▶ _WORK TASK_: Return every line from the records below that has the word "Charles".

▶ _EXERCISE DATA_:
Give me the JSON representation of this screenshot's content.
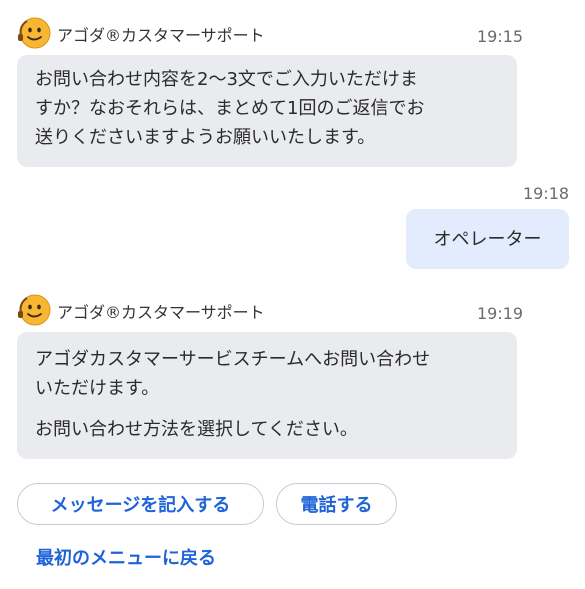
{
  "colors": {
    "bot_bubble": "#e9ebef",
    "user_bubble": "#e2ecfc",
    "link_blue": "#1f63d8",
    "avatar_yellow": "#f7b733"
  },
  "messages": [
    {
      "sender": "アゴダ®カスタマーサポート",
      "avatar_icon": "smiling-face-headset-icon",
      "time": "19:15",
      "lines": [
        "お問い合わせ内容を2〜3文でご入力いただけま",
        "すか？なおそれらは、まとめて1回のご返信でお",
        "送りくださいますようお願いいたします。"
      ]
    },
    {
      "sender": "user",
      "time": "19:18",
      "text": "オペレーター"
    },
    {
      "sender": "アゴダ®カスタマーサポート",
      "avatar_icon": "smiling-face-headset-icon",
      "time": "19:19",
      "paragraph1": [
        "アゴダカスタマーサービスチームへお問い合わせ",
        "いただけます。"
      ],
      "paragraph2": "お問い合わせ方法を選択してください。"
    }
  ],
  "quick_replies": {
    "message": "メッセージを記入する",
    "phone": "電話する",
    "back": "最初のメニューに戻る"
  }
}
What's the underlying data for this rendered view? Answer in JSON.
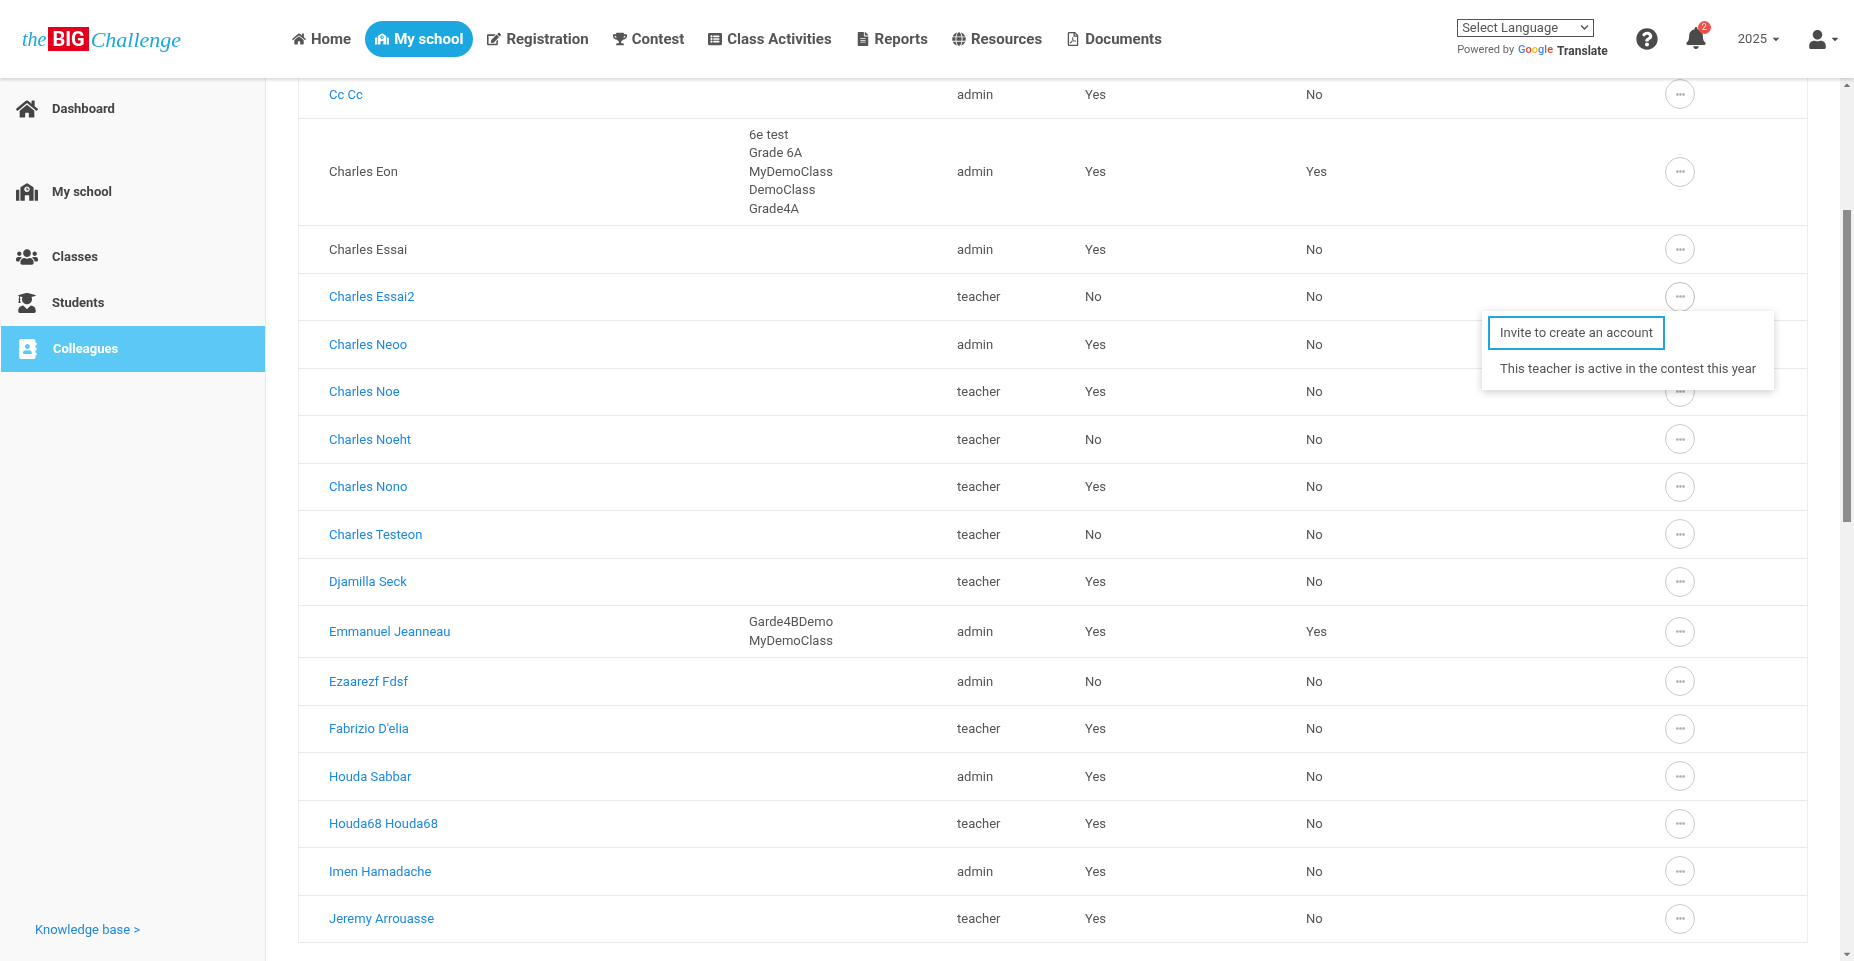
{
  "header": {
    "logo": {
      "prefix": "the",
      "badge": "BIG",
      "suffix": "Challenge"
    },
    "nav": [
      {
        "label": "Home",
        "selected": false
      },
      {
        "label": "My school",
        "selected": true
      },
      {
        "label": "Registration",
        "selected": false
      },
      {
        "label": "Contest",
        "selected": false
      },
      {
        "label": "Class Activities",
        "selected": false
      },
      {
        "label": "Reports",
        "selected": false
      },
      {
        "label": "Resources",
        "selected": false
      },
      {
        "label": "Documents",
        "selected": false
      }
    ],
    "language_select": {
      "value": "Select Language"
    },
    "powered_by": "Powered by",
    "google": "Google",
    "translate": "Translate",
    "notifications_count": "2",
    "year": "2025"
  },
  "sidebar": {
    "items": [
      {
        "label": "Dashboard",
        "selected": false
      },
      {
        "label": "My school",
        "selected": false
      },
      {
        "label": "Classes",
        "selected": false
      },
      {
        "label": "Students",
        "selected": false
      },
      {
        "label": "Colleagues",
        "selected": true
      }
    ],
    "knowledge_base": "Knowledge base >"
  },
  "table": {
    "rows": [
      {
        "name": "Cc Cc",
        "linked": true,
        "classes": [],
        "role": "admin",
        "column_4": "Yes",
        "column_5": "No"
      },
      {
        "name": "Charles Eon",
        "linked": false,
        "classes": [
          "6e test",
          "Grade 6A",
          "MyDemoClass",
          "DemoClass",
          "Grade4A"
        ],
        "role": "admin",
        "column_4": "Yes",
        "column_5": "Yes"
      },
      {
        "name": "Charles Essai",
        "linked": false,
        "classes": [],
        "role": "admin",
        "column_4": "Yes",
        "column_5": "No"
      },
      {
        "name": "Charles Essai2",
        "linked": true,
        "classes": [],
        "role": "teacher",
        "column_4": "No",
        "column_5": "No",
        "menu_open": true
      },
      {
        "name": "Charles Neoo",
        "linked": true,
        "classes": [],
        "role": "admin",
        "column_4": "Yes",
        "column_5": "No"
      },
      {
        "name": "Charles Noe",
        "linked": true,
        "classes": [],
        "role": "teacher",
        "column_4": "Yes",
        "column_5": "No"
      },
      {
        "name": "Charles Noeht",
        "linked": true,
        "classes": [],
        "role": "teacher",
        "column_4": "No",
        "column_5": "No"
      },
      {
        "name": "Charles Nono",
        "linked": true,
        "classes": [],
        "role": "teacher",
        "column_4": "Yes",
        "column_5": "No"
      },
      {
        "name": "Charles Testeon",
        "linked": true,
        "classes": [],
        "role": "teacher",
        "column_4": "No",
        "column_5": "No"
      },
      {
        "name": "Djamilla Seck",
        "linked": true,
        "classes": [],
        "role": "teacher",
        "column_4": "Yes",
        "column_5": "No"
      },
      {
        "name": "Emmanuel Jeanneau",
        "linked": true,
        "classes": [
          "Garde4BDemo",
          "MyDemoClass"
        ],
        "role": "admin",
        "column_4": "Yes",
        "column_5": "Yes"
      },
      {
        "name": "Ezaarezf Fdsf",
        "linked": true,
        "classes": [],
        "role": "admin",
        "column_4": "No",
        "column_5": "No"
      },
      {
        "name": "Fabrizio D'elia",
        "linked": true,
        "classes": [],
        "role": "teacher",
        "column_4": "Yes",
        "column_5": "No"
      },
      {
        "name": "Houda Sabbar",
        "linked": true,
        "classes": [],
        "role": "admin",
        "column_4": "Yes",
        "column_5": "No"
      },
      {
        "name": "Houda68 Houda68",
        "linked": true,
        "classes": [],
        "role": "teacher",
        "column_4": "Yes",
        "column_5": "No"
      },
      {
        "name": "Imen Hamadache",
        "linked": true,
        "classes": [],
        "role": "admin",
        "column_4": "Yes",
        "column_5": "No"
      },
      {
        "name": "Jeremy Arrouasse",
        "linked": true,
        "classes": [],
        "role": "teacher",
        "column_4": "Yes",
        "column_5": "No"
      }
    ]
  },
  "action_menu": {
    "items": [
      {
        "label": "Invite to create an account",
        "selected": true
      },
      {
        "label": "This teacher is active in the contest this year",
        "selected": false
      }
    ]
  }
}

▶ _RESPONSE TO THE EXERCISE_:
        "name": "Charles Eon",
        "name": "Charles Essai",
        "name": "Charles Essai2",
        "name": "Charles Neoo",
        "name": "Charles Noe",
        "name": "Charles Noeht",
        "name": "Charles Nono",
        "name": "Charles Testeon",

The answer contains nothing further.